July 1880, the Law of Liquidation was promulgated, limiting Egypt
to 50 percent of its total revenues. The rest went to the Caisse
de la Dette Publique to service the debt. The Assembly of
Delegates remained dissolved.
The direct interference of Europeans in Egypt's affairs and
the deposition of Khedive Ismail forged a nationalist movement
composed of Egyptian landowners and merchants, especially former
members of the assembly, Egyptian army officers, and the
intelligentsia, including the ulama and Muslim reformers. A
secret society of Egyptian army officers had also come into
existence in 1876, comparable to the secret society of Egyptian
notables. The army society included Colonel Ahmad Urabi, who
would become the leader of the nationalist movement, and colonels
Ali Fahmi and Abd al Al Hilmi. In 1881 a link, if not a merger,
was formed between the Urabists and the National Society. This
expanded group took the name Al Hizb al Watani al Ahli, the
National Popular Party.
Beginning in 1881, the army officers demonstrated their
strength and their ability to intimidate the khedive. They began
with a mutiny provoked by the anti-Urabist minister of war. Not
only were they able to force the appointment of a more
sympathetic minister but by January 1882, Urabi joined the
government as undersecretary for war.
These developments alarmed the European powers, particularly
Britain and France. Britain was especially concerned about
protecting the Suez Canal and the British lifeline to India. In
January 1882, Britain and France sent a joint note declaring
their support for the khedive. The note had the opposite effect
from that intended, producing an upsurge in anti-European
feeling, a shift in leadership of the nationalist movement from
the moderates in the assembly to the military, and the formation
of a new government with Urabi as minister of war. At this point,
the goal of Urabi and his followers became not only the removal
of all European influence from Egypt but also the overthrow of
In another attempt to break Urabi's power, the British and
French agreed on a joint show of naval strength. They also issued
a series of demands including the resignation of the government,
the temporary exile of Urabi, and the internal exile of his two
closest associates, Ali Fahmi and Abd al Al Hilmi. As a result,
violent anti-European riots broke out in Alexandria with
considerable loss of life on both sides.
During the summer, an international conference of the
European powers met in Istanbul, but no agreement was reached.
The Ottoman sultan Abdul Hamid boycotted the conference and
refused to send troops to Egypt. Eventually, Britain decided to
act alone. The French withdrew their naval squadron from
Alexandria, and in July 1882, the British fleet began bombarding
Following the burning of Alexandria and its occupation by
British marines, the British installed the khedive in the Ras at
Tin Palace. The khedive obligingly declared Urabi a rebel and

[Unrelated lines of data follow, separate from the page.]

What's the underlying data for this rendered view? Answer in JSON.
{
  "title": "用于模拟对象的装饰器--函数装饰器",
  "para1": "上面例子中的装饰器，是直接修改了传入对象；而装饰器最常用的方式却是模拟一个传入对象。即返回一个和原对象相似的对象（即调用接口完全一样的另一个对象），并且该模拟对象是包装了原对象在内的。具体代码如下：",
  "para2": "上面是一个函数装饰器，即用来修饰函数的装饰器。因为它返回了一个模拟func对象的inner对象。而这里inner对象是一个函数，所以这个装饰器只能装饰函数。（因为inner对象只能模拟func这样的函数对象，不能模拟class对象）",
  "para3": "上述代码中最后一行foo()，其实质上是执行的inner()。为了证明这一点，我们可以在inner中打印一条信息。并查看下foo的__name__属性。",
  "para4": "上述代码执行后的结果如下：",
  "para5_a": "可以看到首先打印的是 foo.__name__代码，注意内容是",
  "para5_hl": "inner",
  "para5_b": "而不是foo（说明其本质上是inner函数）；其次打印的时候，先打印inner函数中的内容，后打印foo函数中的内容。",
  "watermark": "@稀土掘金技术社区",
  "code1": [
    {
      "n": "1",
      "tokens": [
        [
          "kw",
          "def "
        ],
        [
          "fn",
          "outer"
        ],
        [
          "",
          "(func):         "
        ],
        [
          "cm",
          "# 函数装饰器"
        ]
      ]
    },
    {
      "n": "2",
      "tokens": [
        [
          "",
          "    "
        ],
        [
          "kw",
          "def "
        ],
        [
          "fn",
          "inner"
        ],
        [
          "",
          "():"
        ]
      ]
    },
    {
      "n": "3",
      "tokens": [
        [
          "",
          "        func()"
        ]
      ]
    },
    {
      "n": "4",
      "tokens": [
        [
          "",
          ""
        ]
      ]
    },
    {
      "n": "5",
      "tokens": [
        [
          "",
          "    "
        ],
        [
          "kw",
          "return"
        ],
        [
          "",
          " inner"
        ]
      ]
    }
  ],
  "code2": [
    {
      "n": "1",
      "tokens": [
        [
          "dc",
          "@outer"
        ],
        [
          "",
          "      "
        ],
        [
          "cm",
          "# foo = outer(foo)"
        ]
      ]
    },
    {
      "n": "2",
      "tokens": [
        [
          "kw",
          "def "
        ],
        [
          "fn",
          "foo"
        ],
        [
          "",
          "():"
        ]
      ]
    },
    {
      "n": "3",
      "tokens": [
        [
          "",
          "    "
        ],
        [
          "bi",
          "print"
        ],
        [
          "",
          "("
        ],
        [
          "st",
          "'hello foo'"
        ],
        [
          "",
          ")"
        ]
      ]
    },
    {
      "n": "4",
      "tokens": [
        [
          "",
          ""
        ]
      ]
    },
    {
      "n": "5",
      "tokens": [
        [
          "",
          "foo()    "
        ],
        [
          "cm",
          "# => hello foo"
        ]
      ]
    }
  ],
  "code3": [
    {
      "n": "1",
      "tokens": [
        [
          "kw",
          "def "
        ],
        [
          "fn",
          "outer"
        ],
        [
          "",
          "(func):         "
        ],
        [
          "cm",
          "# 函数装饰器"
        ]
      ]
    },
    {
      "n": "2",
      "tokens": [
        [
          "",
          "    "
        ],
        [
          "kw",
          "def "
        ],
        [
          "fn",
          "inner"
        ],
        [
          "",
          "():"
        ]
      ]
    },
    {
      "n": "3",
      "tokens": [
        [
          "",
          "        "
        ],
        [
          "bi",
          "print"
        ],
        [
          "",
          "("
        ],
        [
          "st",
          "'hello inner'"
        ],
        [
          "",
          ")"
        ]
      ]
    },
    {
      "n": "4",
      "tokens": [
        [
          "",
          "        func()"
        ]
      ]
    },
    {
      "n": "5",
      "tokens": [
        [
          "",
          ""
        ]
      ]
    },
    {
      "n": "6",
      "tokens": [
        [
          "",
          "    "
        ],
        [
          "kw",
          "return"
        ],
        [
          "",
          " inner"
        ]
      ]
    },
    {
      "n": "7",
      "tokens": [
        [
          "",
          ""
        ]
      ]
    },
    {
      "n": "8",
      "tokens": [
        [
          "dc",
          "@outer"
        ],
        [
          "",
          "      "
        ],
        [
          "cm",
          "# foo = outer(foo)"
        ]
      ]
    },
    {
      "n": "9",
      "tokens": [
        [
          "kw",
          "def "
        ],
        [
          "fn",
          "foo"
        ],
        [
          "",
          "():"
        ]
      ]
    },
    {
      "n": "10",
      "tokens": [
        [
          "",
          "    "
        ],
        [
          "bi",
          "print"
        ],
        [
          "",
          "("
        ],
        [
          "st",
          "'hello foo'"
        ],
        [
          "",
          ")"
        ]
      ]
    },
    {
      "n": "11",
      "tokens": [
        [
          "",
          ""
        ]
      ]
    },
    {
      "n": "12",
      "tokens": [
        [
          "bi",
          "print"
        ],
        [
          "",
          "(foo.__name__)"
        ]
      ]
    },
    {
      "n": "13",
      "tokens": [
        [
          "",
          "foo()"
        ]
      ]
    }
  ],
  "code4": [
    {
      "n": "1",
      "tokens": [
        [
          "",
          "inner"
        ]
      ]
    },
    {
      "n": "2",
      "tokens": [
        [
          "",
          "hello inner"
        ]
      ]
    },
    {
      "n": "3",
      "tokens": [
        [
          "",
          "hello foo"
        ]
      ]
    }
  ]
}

deprived him of his political rights. Urabi in turn obtained a
religious ruling, a fatwa, signed by three Al Azhar
shaykhs, deposing Tawfiq as a traitor who brought about the
foreign occupation of his country and betrayed his religion.
Urabi also ordered general conscription and declared war on
Britain. Thus, as the British army was about to land in August,
Egypt had two leaders: the khedive, whose authority was confined
to British-controlled Alexandria, and Urabi, who was in full
control of Cairo and the provinces.
In August Sir Garnet Wolsley and an army of 20,000 invaded
the Suez Canal Zone. Wolsley was authorized to crush the Urabi
forces and clear the country of rebels. The decisive battle was
fought at Tall al Kabir on September 13, 1882. The Urabi forces
were routed and the capital captured. The nominal authority of
the khedive was restored, and the British occupation of Egypt,
which was to last for seventy-two years, had begun.
Urabi was captured, and he and his associates were put on
trial. An Egyptian court sentenced Urabi to death, but through
British intervention the sentence was commuted to banishment to
Ceylon. Britain's military intervention in 1882 and its extended,
if attenuated, occupation of the country left a legacy of
bitterness among the Egyptians that would not be expunged until
1956 when British troops were finally removed from the country.
Data as of December 1990